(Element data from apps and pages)
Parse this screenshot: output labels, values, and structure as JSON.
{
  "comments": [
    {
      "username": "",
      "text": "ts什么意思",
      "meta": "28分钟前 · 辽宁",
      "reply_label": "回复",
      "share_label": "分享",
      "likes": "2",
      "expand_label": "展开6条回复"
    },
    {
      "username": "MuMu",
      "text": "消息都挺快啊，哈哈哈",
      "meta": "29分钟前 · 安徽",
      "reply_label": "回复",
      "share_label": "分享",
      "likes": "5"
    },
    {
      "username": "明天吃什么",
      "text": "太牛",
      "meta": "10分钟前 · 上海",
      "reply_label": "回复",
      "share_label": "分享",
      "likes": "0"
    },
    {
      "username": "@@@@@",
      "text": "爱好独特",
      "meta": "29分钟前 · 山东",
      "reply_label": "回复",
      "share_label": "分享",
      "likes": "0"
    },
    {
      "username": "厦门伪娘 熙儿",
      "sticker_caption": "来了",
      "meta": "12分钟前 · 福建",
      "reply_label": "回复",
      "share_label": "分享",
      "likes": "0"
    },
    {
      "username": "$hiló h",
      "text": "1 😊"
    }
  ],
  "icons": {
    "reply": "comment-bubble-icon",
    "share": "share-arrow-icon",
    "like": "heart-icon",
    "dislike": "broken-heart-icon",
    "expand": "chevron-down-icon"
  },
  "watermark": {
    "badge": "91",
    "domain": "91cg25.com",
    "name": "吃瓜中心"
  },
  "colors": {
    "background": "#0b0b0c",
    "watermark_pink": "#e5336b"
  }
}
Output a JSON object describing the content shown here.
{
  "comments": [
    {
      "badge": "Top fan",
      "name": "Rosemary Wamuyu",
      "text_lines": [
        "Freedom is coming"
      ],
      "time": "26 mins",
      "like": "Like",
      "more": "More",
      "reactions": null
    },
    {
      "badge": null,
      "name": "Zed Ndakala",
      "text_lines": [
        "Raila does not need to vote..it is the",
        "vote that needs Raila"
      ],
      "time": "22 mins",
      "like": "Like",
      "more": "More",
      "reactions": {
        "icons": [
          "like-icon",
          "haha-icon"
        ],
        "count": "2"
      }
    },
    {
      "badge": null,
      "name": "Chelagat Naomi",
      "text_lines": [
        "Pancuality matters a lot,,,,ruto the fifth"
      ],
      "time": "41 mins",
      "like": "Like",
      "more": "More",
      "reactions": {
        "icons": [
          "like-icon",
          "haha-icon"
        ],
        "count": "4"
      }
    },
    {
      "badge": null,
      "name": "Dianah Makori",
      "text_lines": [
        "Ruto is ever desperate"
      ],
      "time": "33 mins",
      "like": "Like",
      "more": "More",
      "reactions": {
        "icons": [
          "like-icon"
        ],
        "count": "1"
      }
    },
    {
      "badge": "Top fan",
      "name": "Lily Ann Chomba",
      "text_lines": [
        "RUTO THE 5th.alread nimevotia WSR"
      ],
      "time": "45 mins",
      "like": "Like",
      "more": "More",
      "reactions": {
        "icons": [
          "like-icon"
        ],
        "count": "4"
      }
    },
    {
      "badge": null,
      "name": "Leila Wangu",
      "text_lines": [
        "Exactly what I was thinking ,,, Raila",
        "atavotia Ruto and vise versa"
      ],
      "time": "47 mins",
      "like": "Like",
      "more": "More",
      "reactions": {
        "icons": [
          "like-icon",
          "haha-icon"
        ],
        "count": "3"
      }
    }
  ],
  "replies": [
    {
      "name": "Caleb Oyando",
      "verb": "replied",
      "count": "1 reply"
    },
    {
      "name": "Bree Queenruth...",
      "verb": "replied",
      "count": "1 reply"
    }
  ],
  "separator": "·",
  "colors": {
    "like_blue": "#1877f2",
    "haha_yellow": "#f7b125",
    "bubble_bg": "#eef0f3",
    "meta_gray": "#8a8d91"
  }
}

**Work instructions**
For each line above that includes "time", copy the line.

**Answer section**
      "time": "26 mins",
      "time": "22 mins",
      "time": "41 mins",
      "time": "33 mins",
      "time": "45 mins",
      "time": "47 mins",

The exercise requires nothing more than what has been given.